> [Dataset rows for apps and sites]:
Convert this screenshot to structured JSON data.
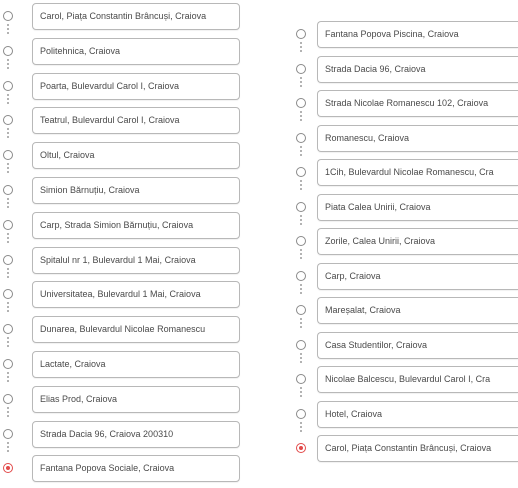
{
  "left_stops": [
    {
      "label": "Carol, Piața Constantin Brâncuși, Craiova",
      "type": "stop"
    },
    {
      "label": "Politehnica, Craiova",
      "type": "stop"
    },
    {
      "label": "Poarta, Bulevardul Carol I, Craiova",
      "type": "stop"
    },
    {
      "label": "Teatrul, Bulevardul Carol I, Craiova",
      "type": "stop"
    },
    {
      "label": "Oltul, Craiova",
      "type": "stop"
    },
    {
      "label": "Simion Bărnuțiu, Craiova",
      "type": "stop"
    },
    {
      "label": "Carp, Strada Simion Bărnuțiu, Craiova",
      "type": "stop"
    },
    {
      "label": "Spitalul nr 1, Bulevardul 1 Mai, Craiova",
      "type": "stop"
    },
    {
      "label": "Universitatea, Bulevardul 1 Mai, Craiova",
      "type": "stop"
    },
    {
      "label": "Dunarea, Bulevardul Nicolae Romanescu",
      "type": "stop"
    },
    {
      "label": "Lactate, Craiova",
      "type": "stop"
    },
    {
      "label": "Elias Prod, Craiova",
      "type": "stop"
    },
    {
      "label": "Strada Dacia 96, Craiova 200310",
      "type": "stop"
    },
    {
      "label": "Fantana Popova Sociale, Craiova",
      "type": "destination"
    }
  ],
  "right_stops": [
    {
      "label": "Fantana Popova Piscina, Craiova",
      "type": "stop"
    },
    {
      "label": "Strada Dacia 96, Craiova",
      "type": "stop"
    },
    {
      "label": "Strada Nicolae Romanescu 102, Craiova",
      "type": "stop"
    },
    {
      "label": "Romanescu, Craiova",
      "type": "stop"
    },
    {
      "label": "1Cih, Bulevardul Nicolae Romanescu, Cra",
      "type": "stop"
    },
    {
      "label": "Piata Calea Unirii, Craiova",
      "type": "stop"
    },
    {
      "label": "Zorile, Calea Unirii, Craiova",
      "type": "stop"
    },
    {
      "label": "Carp, Craiova",
      "type": "stop"
    },
    {
      "label": "Mareșalat, Craiova",
      "type": "stop"
    },
    {
      "label": "Casa Studentilor, Craiova",
      "type": "stop"
    },
    {
      "label": "Nicolae Balcescu, Bulevardul Carol I, Cra",
      "type": "stop"
    },
    {
      "label": "Hotel, Craiova",
      "type": "stop"
    },
    {
      "label": "Carol, Piața Constantin Brâncuși, Craiova",
      "type": "destination"
    }
  ]
}
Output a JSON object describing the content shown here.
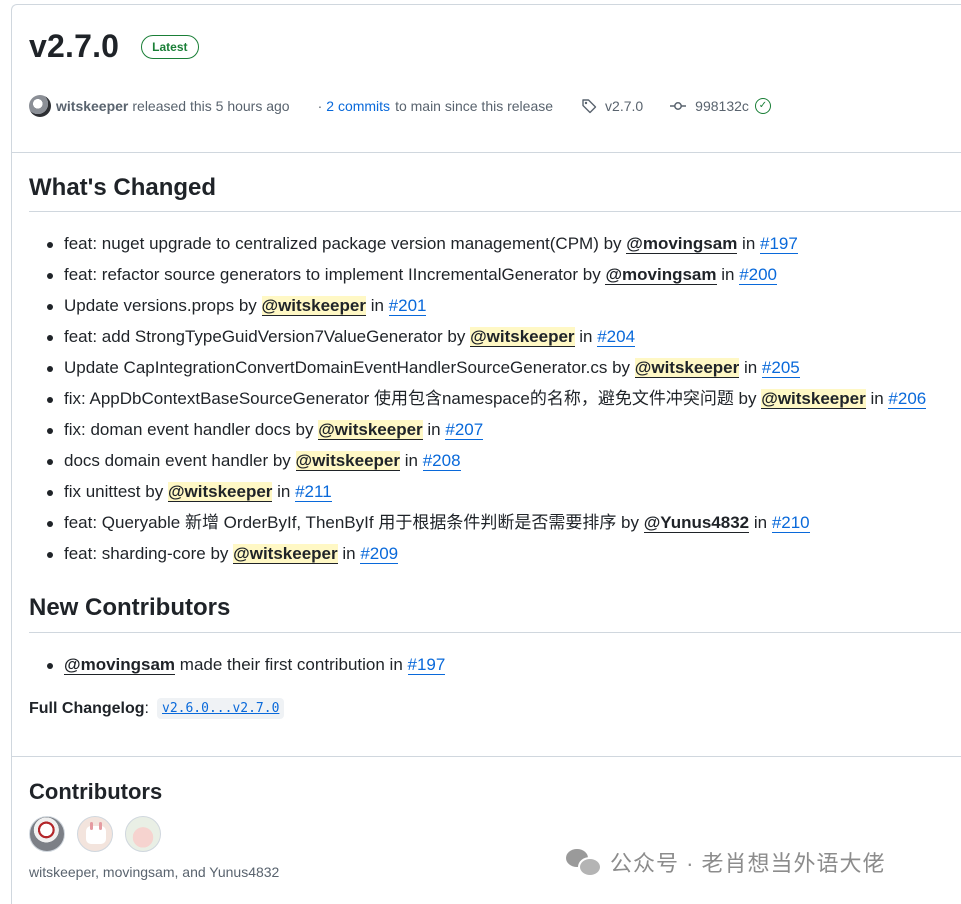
{
  "release": {
    "tag": "v2.7.0",
    "badge": "Latest",
    "author": "witskeeper",
    "released_text": "released this 5 hours ago",
    "dot": "·",
    "commits_link": "2 commits",
    "commits_suffix": "to main since this release",
    "tag_label": "v2.7.0",
    "commit_sha": "998132c"
  },
  "whats_changed": {
    "heading": "What's Changed",
    "items": [
      {
        "text": "feat: nuget upgrade to centralized package version management(CPM) by ",
        "user": "@movingsam",
        "in": " in ",
        "pr": "#197"
      },
      {
        "text": "feat: refactor source generators to implement IIncrementalGenerator by ",
        "user": "@movingsam",
        "in": " in ",
        "pr": "#200"
      },
      {
        "text": "Update versions.props by ",
        "user": "@witskeeper",
        "in": " in ",
        "pr": "#201"
      },
      {
        "text": "feat: add StrongTypeGuidVersion7ValueGenerator by ",
        "user": "@witskeeper",
        "in": " in ",
        "pr": "#204"
      },
      {
        "text": "Update CapIntegrationConvertDomainEventHandlerSourceGenerator.cs by ",
        "user": "@witskeeper",
        "in": " in ",
        "pr": "#205"
      },
      {
        "text": "fix: AppDbContextBaseSourceGenerator 使用包含namespace的名称，避免文件冲突问题 by ",
        "user": "@witskeeper",
        "in": " in ",
        "pr": "#206"
      },
      {
        "text": "fix: doman event handler docs by ",
        "user": "@witskeeper",
        "in": " in ",
        "pr": "#207"
      },
      {
        "text": "docs domain event handler by ",
        "user": "@witskeeper",
        "in": " in ",
        "pr": "#208"
      },
      {
        "text": "fix unittest by ",
        "user": "@witskeeper",
        "in": " in ",
        "pr": "#211"
      },
      {
        "text": "feat: Queryable 新增 OrderByIf, ThenByIf 用于根据条件判断是否需要排序 by ",
        "user": "@Yunus4832",
        "in": " in ",
        "pr": "#210"
      },
      {
        "text": "feat: sharding-core by ",
        "user": "@witskeeper",
        "in": " in ",
        "pr": "#209"
      }
    ]
  },
  "new_contributors": {
    "heading": "New Contributors",
    "user": "@movingsam",
    "text": " made their first contribution in ",
    "pr": "#197"
  },
  "full_changelog": {
    "label": "Full Changelog",
    "colon": ":",
    "range": "v2.6.0...v2.7.0"
  },
  "contributors": {
    "heading": "Contributors",
    "list": "witskeeper, movingsam, and Yunus4832"
  },
  "watermark": "公众号 · 老肖想当外语大佬",
  "colors": {
    "link": "#0969da",
    "latest_badge": "#1a7f37",
    "highlight": "#fff8c5"
  }
}
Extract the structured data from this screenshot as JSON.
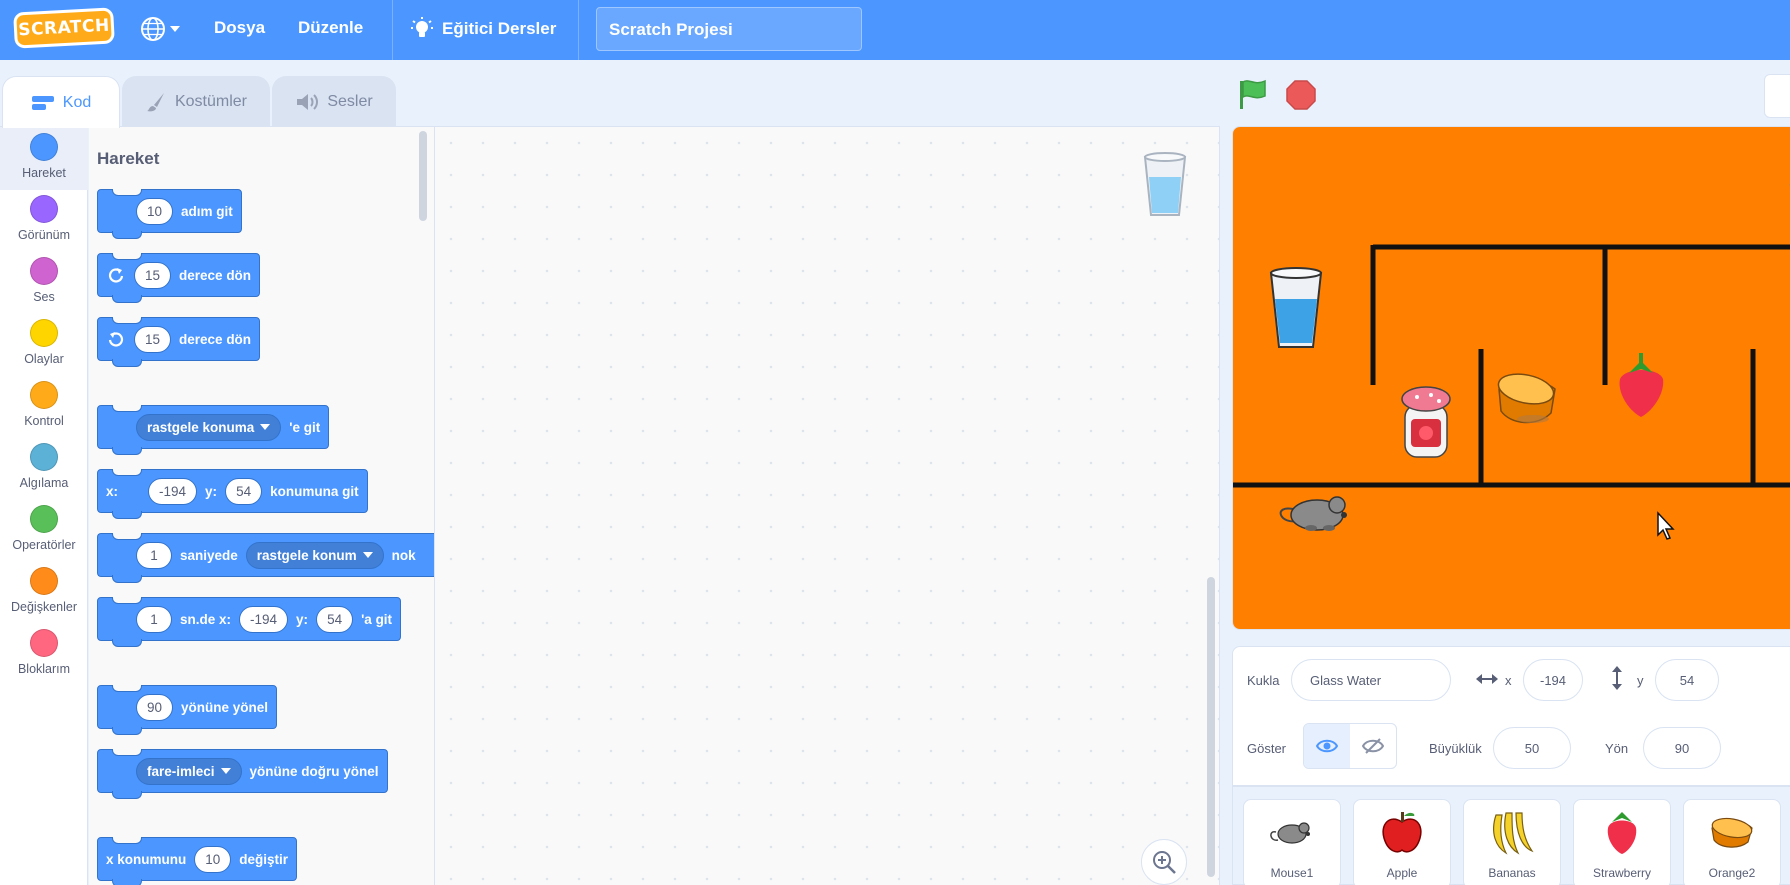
{
  "menubar": {
    "logo_text": "SCRATCH",
    "file": "Dosya",
    "edit": "Düzenle",
    "tutorials": "Eğitici Dersler",
    "project_title": "Scratch Projesi"
  },
  "tabs": {
    "code": "Kod",
    "costumes": "Kostümler",
    "sounds": "Sesler"
  },
  "categories": [
    {
      "label": "Hareket",
      "color": "#4c97ff"
    },
    {
      "label": "Görünüm",
      "color": "#9966ff"
    },
    {
      "label": "Ses",
      "color": "#cf63cf"
    },
    {
      "label": "Olaylar",
      "color": "#ffd500"
    },
    {
      "label": "Kontrol",
      "color": "#ffab19"
    },
    {
      "label": "Algılama",
      "color": "#5cb1d6"
    },
    {
      "label": "Operatörler",
      "color": "#59c059"
    },
    {
      "label": "Değişkenler",
      "color": "#ff8c1a"
    },
    {
      "label": "Bloklarım",
      "color": "#ff6680"
    }
  ],
  "palette": {
    "title": "Hareket",
    "b1": {
      "num": "10",
      "text": "adım git"
    },
    "b2": {
      "num": "15",
      "text": "derece dön"
    },
    "b3": {
      "num": "15",
      "text": "derece dön"
    },
    "b4": {
      "drop": "rastgele konuma",
      "text": "'e git"
    },
    "b5": {
      "x_label": "x:",
      "x": "-194",
      "y_label": "y:",
      "y": "54",
      "text": "konumuna git"
    },
    "b6": {
      "num": "1",
      "text1": "saniyede",
      "drop": "rastgele konum",
      "text2": "nok"
    },
    "b7": {
      "num": "1",
      "text1": "sn.de x:",
      "x": "-194",
      "y_label": "y:",
      "y": "54",
      "text2": "'a git"
    },
    "b8": {
      "num": "90",
      "text": "yönüne yönel"
    },
    "b9": {
      "drop": "fare-imleci",
      "text": "yönüne doğru yönel"
    },
    "b10": {
      "text1": "x konumunu",
      "num": "10",
      "text2": "değiştir"
    }
  },
  "sprite_info": {
    "sprite_label": "Kukla",
    "sprite_name": "Glass Water",
    "x_label": "x",
    "x": "-194",
    "y_label": "y",
    "y": "54",
    "show_label": "Göster",
    "size_label": "Büyüklük",
    "size": "50",
    "direction_label": "Yön",
    "direction": "90"
  },
  "sprites": [
    {
      "name": "Mouse1",
      "icon": "mouse-icon"
    },
    {
      "name": "Apple",
      "icon": "apple-icon"
    },
    {
      "name": "Bananas",
      "icon": "bananas-icon"
    },
    {
      "name": "Strawberry",
      "icon": "strawberry-icon"
    },
    {
      "name": "Orange2",
      "icon": "orange-icon"
    }
  ],
  "colors": {
    "menubar": "#4c97ff",
    "motion_block": "#4c97ff",
    "stage_background": "#ff8000",
    "green_flag": "#4cbf56",
    "stop": "#ec5959"
  }
}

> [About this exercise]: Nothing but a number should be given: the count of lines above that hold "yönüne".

> [Task result]: 2